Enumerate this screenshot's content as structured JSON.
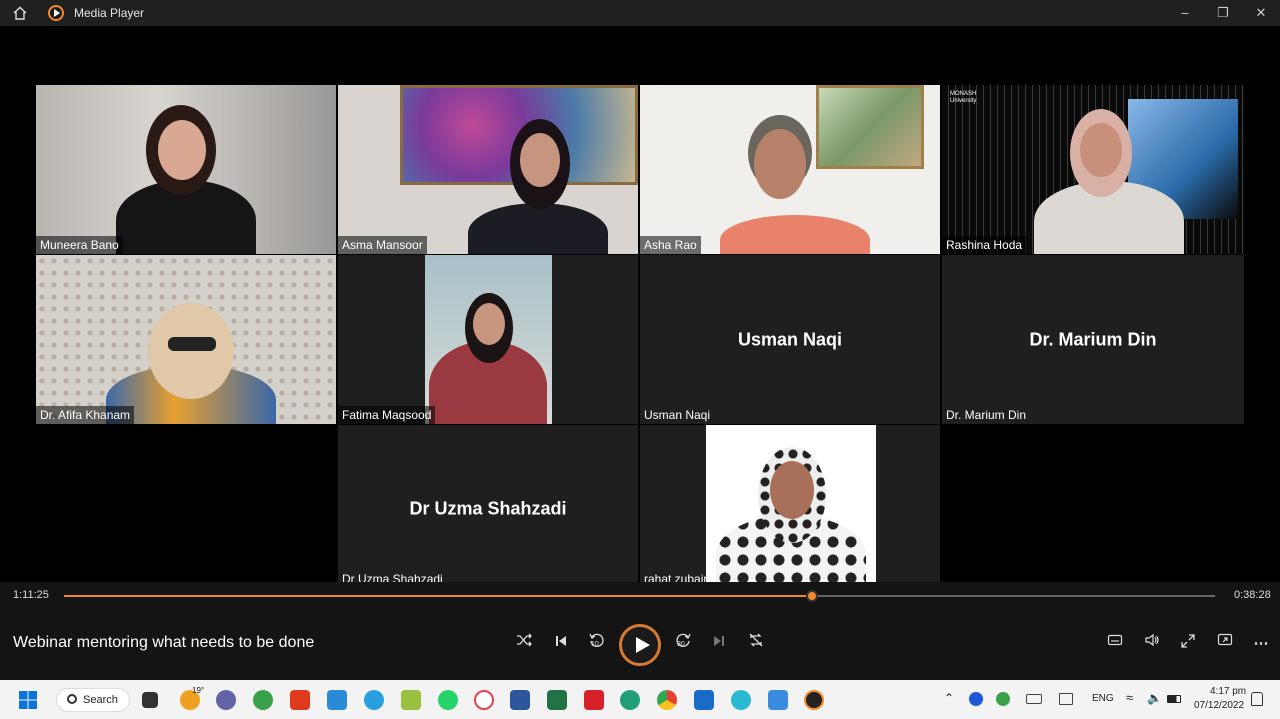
{
  "window": {
    "title": "Media Player"
  },
  "participants": [
    {
      "name": "Muneera Bano",
      "kind": "video"
    },
    {
      "name": "Asma Mansoor",
      "kind": "video"
    },
    {
      "name": "Asha Rao",
      "kind": "video"
    },
    {
      "name": "Rashina Hoda",
      "kind": "video"
    },
    {
      "name": "Dr. Afifa Khanam",
      "kind": "video"
    },
    {
      "name": "Fatima Maqsood",
      "kind": "video"
    },
    {
      "name": "Usman Naqi",
      "kind": "avatar",
      "center_label": "Usman Naqi"
    },
    {
      "name": "Dr. Marium Din",
      "kind": "avatar",
      "center_label": "Dr. Marium Din"
    },
    {
      "name": "Dr Uzma Shahzadi",
      "kind": "avatar",
      "center_label": "Dr Uzma Shahzadi"
    },
    {
      "name": "rahat zubair",
      "kind": "photo"
    }
  ],
  "rashina_tile": {
    "logo_text": "MONASH University"
  },
  "playback": {
    "elapsed": "1:11:25",
    "remaining": "0:38:28",
    "progress_fraction": 0.65,
    "media_title": "Webinar mentoring what needs to be done",
    "skip_back_label": "10",
    "skip_forward_label": "30"
  },
  "taskbar": {
    "search_label": "Search",
    "weather_temp": "19°",
    "language": "ENG",
    "time": "4:17 pm",
    "date": "07/12/2022"
  },
  "colors": {
    "accent": "#f08a2b",
    "tile_bg": "#1f1f1f",
    "chrome_bg": "#141414"
  }
}
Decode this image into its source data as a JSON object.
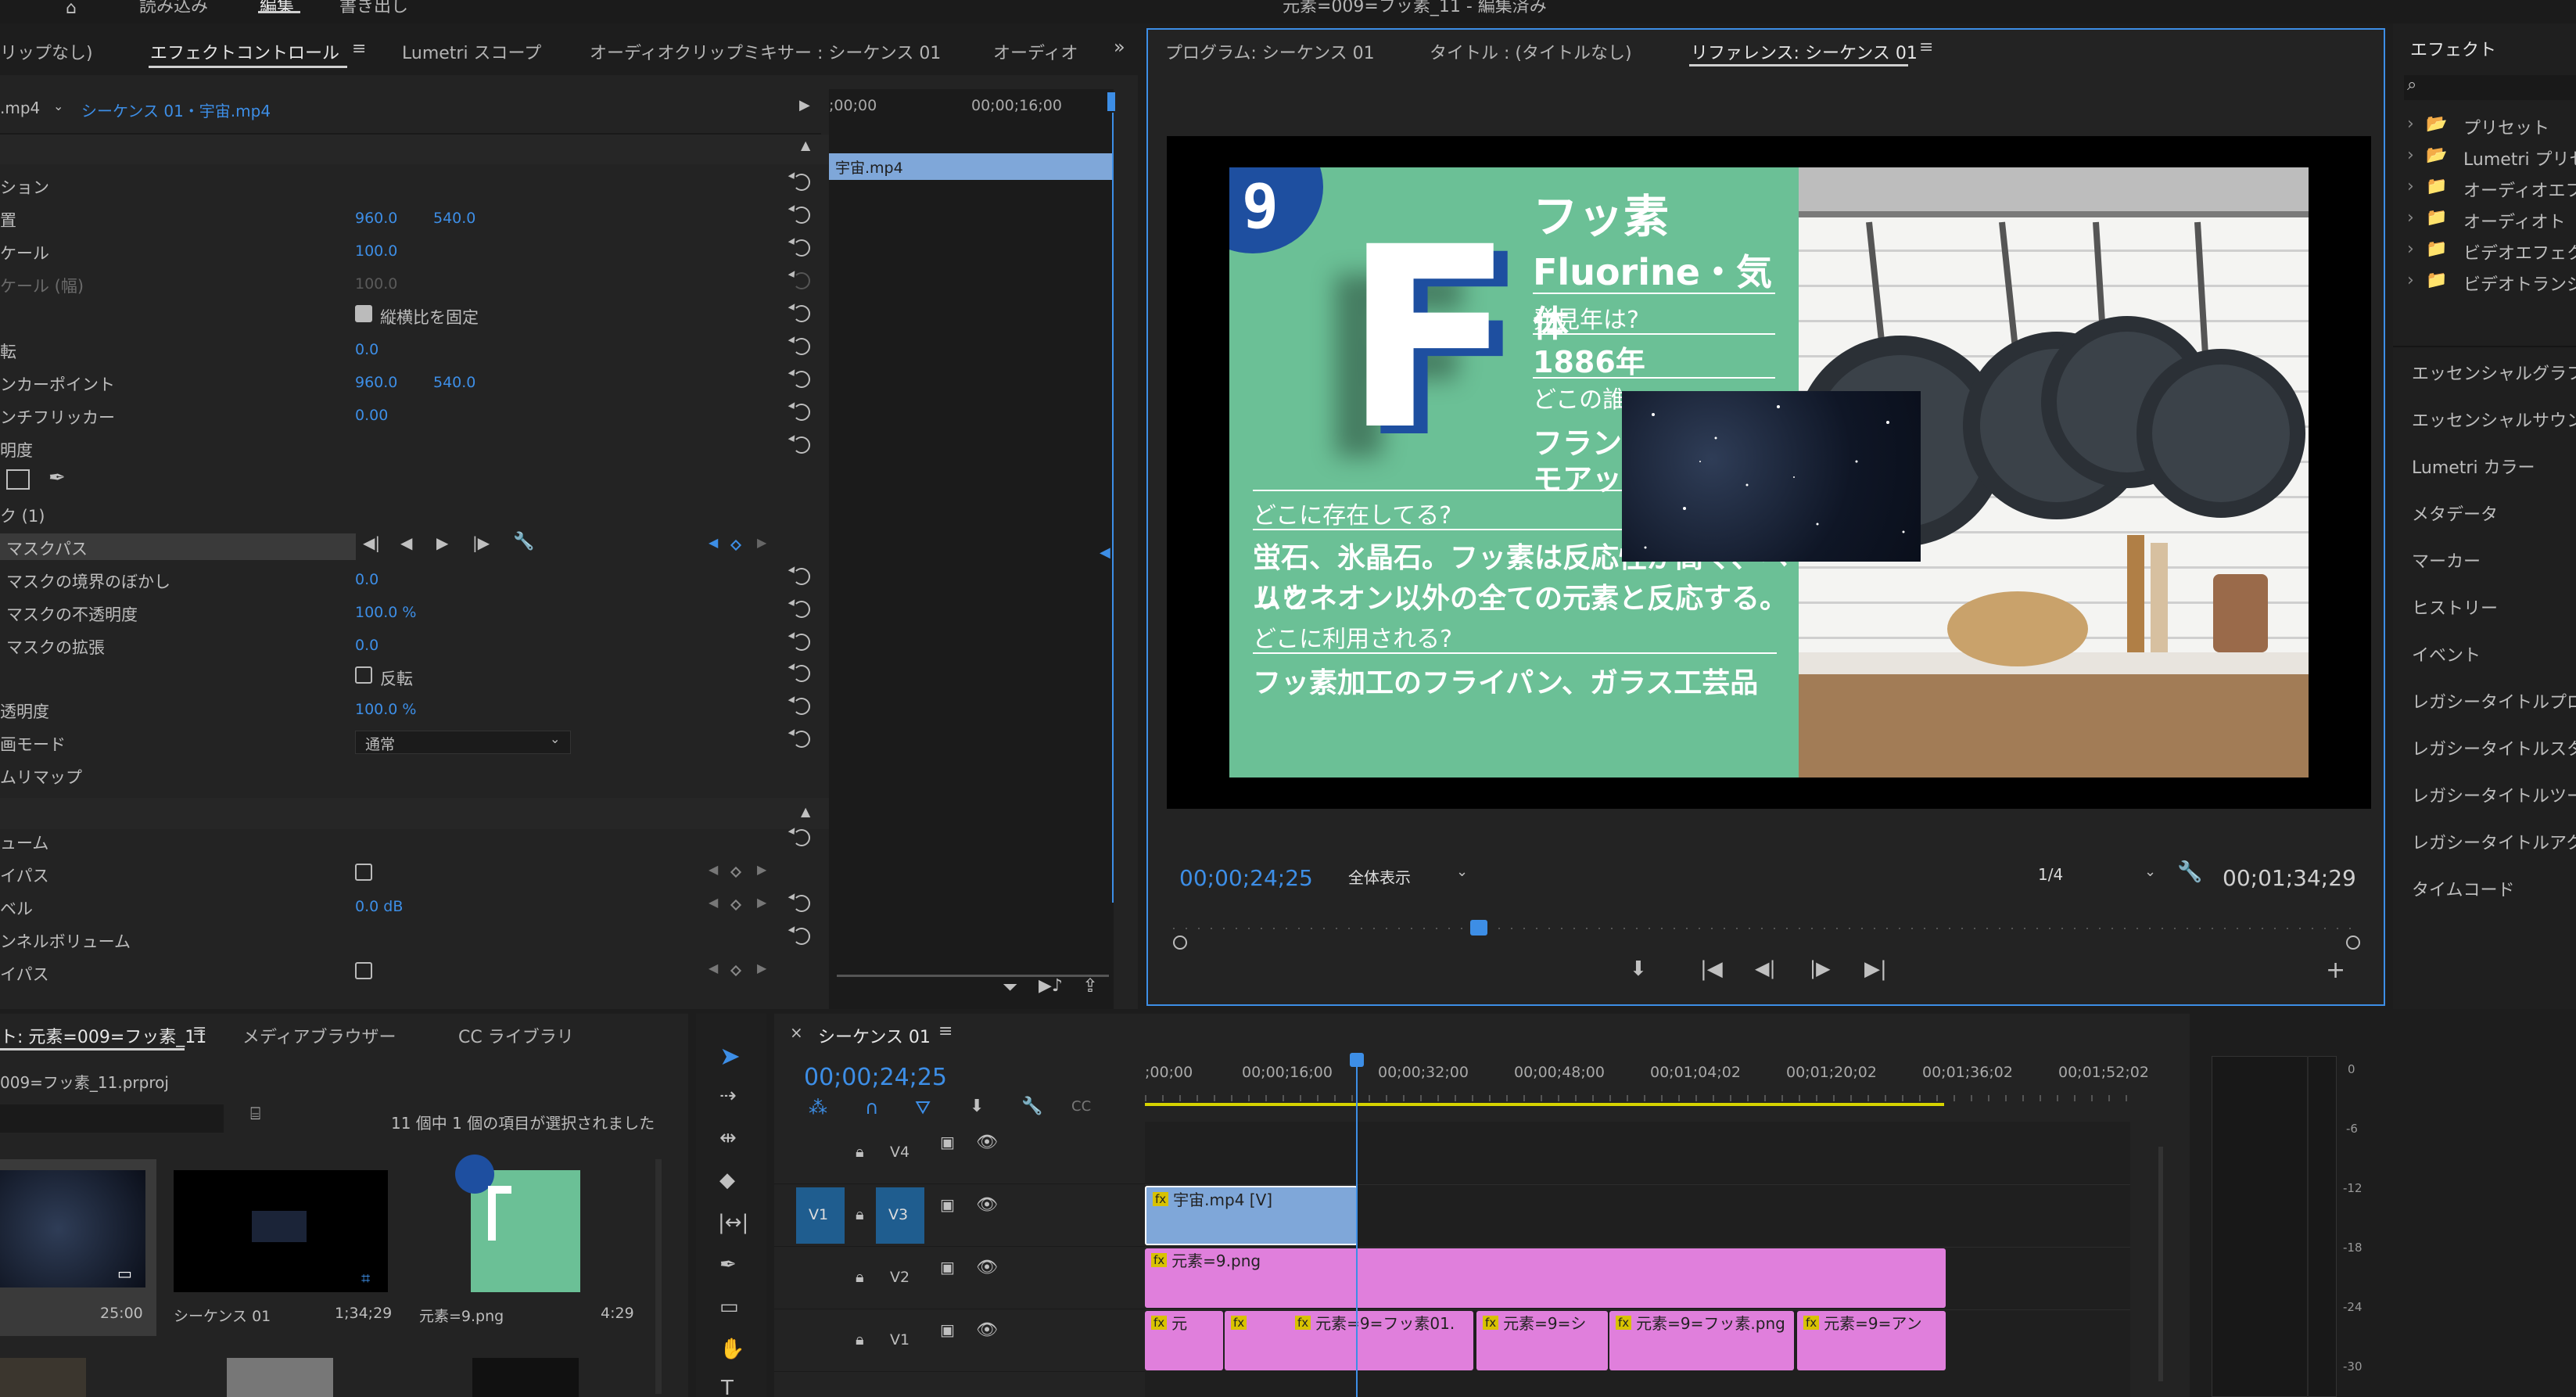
{
  "top_bar": {
    "items": [
      "読み込み",
      "編集",
      "書き出し"
    ],
    "title": "元素=009=フッ素_11 - 編集済み"
  },
  "effect_panel": {
    "tabs": [
      "リップなし)",
      "エフェクトコントロール",
      "Lumetri スコープ",
      "オーディオクリップミキサー : シーケンス 01",
      "オーディオ"
    ],
    "source_label": ".mp4",
    "sequence_label": "シーケンス 01・宇宙.mp4",
    "rows": [
      {
        "label": "ション",
        "v1": "",
        "v2": ""
      },
      {
        "label": "置",
        "v1": "960.0",
        "v2": "540.0"
      },
      {
        "label": "ケール",
        "v1": "100.0",
        "v2": ""
      },
      {
        "label": "ケール (幅)",
        "v1": "100.0",
        "v2": ""
      },
      {
        "label": "",
        "v1": "縦横比を固定",
        "v2": ""
      },
      {
        "label": "転",
        "v1": "0.0",
        "v2": ""
      },
      {
        "label": "ンカーポイント",
        "v1": "960.0",
        "v2": "540.0"
      },
      {
        "label": "ンチフリッカー",
        "v1": "0.00",
        "v2": ""
      },
      {
        "label": "明度",
        "v1": "",
        "v2": ""
      },
      {
        "label": "",
        "v1": "",
        "v2": ""
      },
      {
        "label": "ク (1)",
        "v1": "",
        "v2": ""
      },
      {
        "label": "マスクパス",
        "v1": "",
        "v2": ""
      },
      {
        "label": "マスクの境界のぼかし",
        "v1": "0.0",
        "v2": ""
      },
      {
        "label": "マスクの不透明度",
        "v1": "100.0 %",
        "v2": ""
      },
      {
        "label": "マスクの拡張",
        "v1": "0.0",
        "v2": ""
      },
      {
        "label": "",
        "v1": "反転",
        "v2": ""
      },
      {
        "label": "透明度",
        "v1": "100.0 %",
        "v2": ""
      },
      {
        "label": "画モード",
        "v1": "通常",
        "v2": ""
      },
      {
        "label": "ムリマップ",
        "v1": "",
        "v2": ""
      },
      {
        "label": "",
        "v1": "",
        "v2": ""
      },
      {
        "label": "ューム",
        "v1": "",
        "v2": ""
      },
      {
        "label": "イパス",
        "v1": "",
        "v2": ""
      },
      {
        "label": "ベル",
        "v1": "0.0 dB",
        "v2": ""
      },
      {
        "label": "ンネルボリューム",
        "v1": "",
        "v2": ""
      },
      {
        "label": "イパス",
        "v1": "",
        "v2": ""
      }
    ],
    "mini_tl": {
      "t0": ";00;00",
      "t1": "00;00;16;00",
      "clip": "宇宙.mp4"
    }
  },
  "program": {
    "tabs": [
      "プログラム: シーケンス 01",
      "タイトル : (タイトルなし)",
      "リファレンス: シーケンス 01"
    ],
    "timecode": "00;00;24;25",
    "fit": "全体表示",
    "quality": "1/4",
    "duration": "00;01;34;29",
    "slide": {
      "num": "9",
      "letter": "F",
      "name_jp": "フッ素",
      "name_en": "Fluorine・気体",
      "q1": "発見年は?",
      "a1": "1886年",
      "q2": "どこの誰",
      "a2a": "フラン",
      "a2b": "モアッ",
      "q3": "どこに存在してる?",
      "a3a": "蛍石、氷晶石。フッ素は反応性が高く、ヘリウ",
      "a3b": "ムとネオン以外の全ての元素と反応する。",
      "q4": "どこに利用される?",
      "a4": "フッ素加工のフライパン、ガラス工芸品"
    }
  },
  "effects_panel": {
    "title": "エフェクト",
    "tree": [
      "プリセット",
      "Lumetri プリセ",
      "オーディオエフ",
      "オーディオト",
      "ビデオエフェク",
      "ビデオトランジ"
    ],
    "items": [
      "エッセンシャルグラフ",
      "エッセンシャルサウン",
      "Lumetri カラー",
      "メタデータ",
      "マーカー",
      "ヒストリー",
      "イベント",
      "レガシータイトルプロ",
      "レガシータイトルスタ",
      "レガシータイトルツー",
      "レガシータイトルアク",
      "タイムコード"
    ]
  },
  "project": {
    "tabs": [
      "ト: 元素=009=フッ素_11",
      "メディアブラウザー",
      "CC ライブラリ"
    ],
    "file": "009=フッ素_11.prproj",
    "status": "11 個中 1 個の項目が選択されました",
    "items": [
      {
        "name": "",
        "dur": "25:00"
      },
      {
        "name": "シーケンス 01",
        "dur": "1;34;29"
      },
      {
        "name": "元素=9.png",
        "dur": "4:29"
      }
    ]
  },
  "timeline": {
    "title": "シーケンス 01",
    "timecode": "00;00;24;25",
    "ruler": [
      ";00;00",
      "00;00;16;00",
      "00;00;32;00",
      "00;00;48;00",
      "00;01;04;02",
      "00;01;20;02",
      "00;01;36;02",
      "00;01;52;02"
    ],
    "tracks": [
      "V4",
      "V3",
      "V2",
      "V1"
    ],
    "src_patch": "V1",
    "clips_v3": [
      "宇宙.mp4 [V]"
    ],
    "clips_v2": [
      "元素=9.png"
    ],
    "clips_v1": [
      "元",
      "元素=9=フッ素01.",
      "元素=9=シ",
      "元素=9=フッ素.png",
      "元素=9=アン"
    ]
  },
  "meter": {
    "labels": [
      "0",
      "-6",
      "-12",
      "-18",
      "-24",
      "-30"
    ]
  },
  "colors": {
    "accent": "#3d8ee6",
    "clip_blue": "#7fa7d9",
    "clip_pink": "#e07fdc",
    "slide_green": "#6bc096"
  }
}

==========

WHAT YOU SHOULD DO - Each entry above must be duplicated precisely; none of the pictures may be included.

ANSWER TO THIS TASK -
Enumerate this screenshot's content as structured JSON.
{
  "window": {
    "title": "Media Player"
  },
  "participants": [
    {
      "name": "Muneera Bano",
      "kind": "video"
    },
    {
      "name": "Asma Mansoor",
      "kind": "video"
    },
    {
      "name": "Asha Rao",
      "kind": "video"
    },
    {
      "name": "Rashina Hoda",
      "kind": "video"
    },
    {
      "name": "Dr. Afifa Khanam",
      "kind": "video"
    },
    {
      "name": "Fatima Maqsood",
      "kind": "video"
    },
    {
      "name": "Usman Naqi",
      "kind": "avatar",
      "center_label": "Usman Naqi"
    },
    {
      "name": "Dr. Marium Din",
      "kind": "avatar",
      "center_label": "Dr. Marium Din"
    },
    {
      "name": "Dr Uzma Shahzadi",
      "kind": "avatar",
      "center_label": "Dr Uzma Shahzadi"
    },
    {
      "name": "rahat zubair",
      "kind": "photo"
    }
  ],
  "rashina_tile": {
    "logo_text": "MONASH University"
  },
  "playback": {
    "elapsed": "1:11:25",
    "remaining": "0:38:28",
    "progress_fraction": 0.65,
    "media_title": "Webinar mentoring what needs to be done",
    "skip_back_label": "10",
    "skip_forward_label": "30"
  },
  "taskbar": {
    "search_label": "Search",
    "weather_temp": "19°",
    "language": "ENG",
    "time": "4:17 pm",
    "date": "07/12/2022"
  },
  "colors": {
    "accent": "#f08a2b",
    "tile_bg": "#1f1f1f",
    "chrome_bg": "#141414"
  }
}
Decode this image into its source data as a JSON object.
{
  "top_bar": {
    "items": [
      "読み込み",
      "編集",
      "書き出し"
    ],
    "title": "元素=009=フッ素_11 - 編集済み"
  },
  "effect_panel": {
    "tabs": [
      "リップなし)",
      "エフェクトコントロール",
      "Lumetri スコープ",
      "オーディオクリップミキサー : シーケンス 01",
      "オーディオ"
    ],
    "source_label": ".mp4",
    "sequence_label": "シーケンス 01・宇宙.mp4",
    "rows": [
      {
        "label": "ション",
        "v1": "",
        "v2": ""
      },
      {
        "label": "置",
        "v1": "960.0",
        "v2": "540.0"
      },
      {
        "label": "ケール",
        "v1": "100.0",
        "v2": ""
      },
      {
        "label": "ケール (幅)",
        "v1": "100.0",
        "v2": ""
      },
      {
        "label": "",
        "v1": "縦横比を固定",
        "v2": ""
      },
      {
        "label": "転",
        "v1": "0.0",
        "v2": ""
      },
      {
        "label": "ンカーポイント",
        "v1": "960.0",
        "v2": "540.0"
      },
      {
        "label": "ンチフリッカー",
        "v1": "0.00",
        "v2": ""
      },
      {
        "label": "明度",
        "v1": "",
        "v2": ""
      },
      {
        "label": "",
        "v1": "",
        "v2": ""
      },
      {
        "label": "ク (1)",
        "v1": "",
        "v2": ""
      },
      {
        "label": "マスクパス",
        "v1": "",
        "v2": ""
      },
      {
        "label": "マスクの境界のぼかし",
        "v1": "0.0",
        "v2": ""
      },
      {
        "label": "マスクの不透明度",
        "v1": "100.0 %",
        "v2": ""
      },
      {
        "label": "マスクの拡張",
        "v1": "0.0",
        "v2": ""
      },
      {
        "label": "",
        "v1": "反転",
        "v2": ""
      },
      {
        "label": "透明度",
        "v1": "100.0 %",
        "v2": ""
      },
      {
        "label": "画モード",
        "v1": "通常",
        "v2": ""
      },
      {
        "label": "ムリマップ",
        "v1": "",
        "v2": ""
      },
      {
        "label": "",
        "v1": "",
        "v2": ""
      },
      {
        "label": "ューム",
        "v1": "",
        "v2": ""
      },
      {
        "label": "イパス",
        "v1": "",
        "v2": ""
      },
      {
        "label": "ベル",
        "v1": "0.0 dB",
        "v2": ""
      },
      {
        "label": "ンネルボリューム",
        "v1": "",
        "v2": ""
      },
      {
        "label": "イパス",
        "v1": "",
        "v2": ""
      }
    ],
    "mini_tl": {
      "t0": ";00;00",
      "t1": "00;00;16;00",
      "clip": "宇宙.mp4"
    }
  },
  "program": {
    "tabs": [
      "プログラム: シーケンス 01",
      "タイトル : (タイトルなし)",
      "リファレンス: シーケンス 01"
    ],
    "timecode": "00;00;24;25",
    "fit": "全体表示",
    "quality": "1/4",
    "duration": "00;01;34;29",
    "slide": {
      "num": "9",
      "letter": "F",
      "name_jp": "フッ素",
      "name_en": "Fluorine・気体",
      "q1": "発見年は?",
      "a1": "1886年",
      "q2": "どこの誰",
      "a2a": "フラン",
      "a2b": "モアッ",
      "q3": "どこに存在してる?",
      "a3a": "蛍石、氷晶石。フッ素は反応性が高く、ヘリウ",
      "a3b": "ムとネオン以外の全ての元素と反応する。",
      "q4": "どこに利用される?",
      "a4": "フッ素加工のフライパン、ガラス工芸品"
    }
  },
  "effects_panel": {
    "title": "エフェクト",
    "tree": [
      "プリセット",
      "Lumetri プリセ",
      "オーディオエフ",
      "オーディオト",
      "ビデオエフェク",
      "ビデオトランジ"
    ],
    "items": [
      "エッセンシャルグラフ",
      "エッセンシャルサウン",
      "Lumetri カラー",
      "メタデータ",
      "マーカー",
      "ヒストリー",
      "イベント",
      "レガシータイトルプロ",
      "レガシータイトルスタ",
      "レガシータイトルツー",
      "レガシータイトルアク",
      "タイムコード"
    ]
  },
  "project": {
    "tabs": [
      "ト: 元素=009=フッ素_11",
      "メディアブラウザー",
      "CC ライブラリ"
    ],
    "file": "009=フッ素_11.prproj",
    "status": "11 個中 1 個の項目が選択されました",
    "items": [
      {
        "name": "",
        "dur": "25:00"
      },
      {
        "name": "シーケンス 01",
        "dur": "1;34;29"
      },
      {
        "name": "元素=9.png",
        "dur": "4:29"
      }
    ]
  },
  "timeline": {
    "title": "シーケンス 01",
    "timecode": "00;00;24;25",
    "ruler": [
      ";00;00",
      "00;00;16;00",
      "00;00;32;00",
      "00;00;48;00",
      "00;01;04;02",
      "00;01;20;02",
      "00;01;36;02",
      "00;01;52;02"
    ],
    "tracks": [
      "V4",
      "V3",
      "V2",
      "V1"
    ],
    "src_patch": "V1",
    "clips_v3": [
      "宇宙.mp4 [V]"
    ],
    "clips_v2": [
      "元素=9.png"
    ],
    "clips_v1": [
      "元",
      "元素=9=フッ素01.",
      "元素=9=シ",
      "元素=9=フッ素.png",
      "元素=9=アン"
    ]
  },
  "meter": {
    "labels": [
      "0",
      "-6",
      "-12",
      "-18",
      "-24",
      "-30"
    ]
  },
  "colors": {
    "accent": "#3d8ee6",
    "clip_blue": "#7fa7d9",
    "clip_pink": "#e07fdc",
    "slide_green": "#6bc096"
  }
}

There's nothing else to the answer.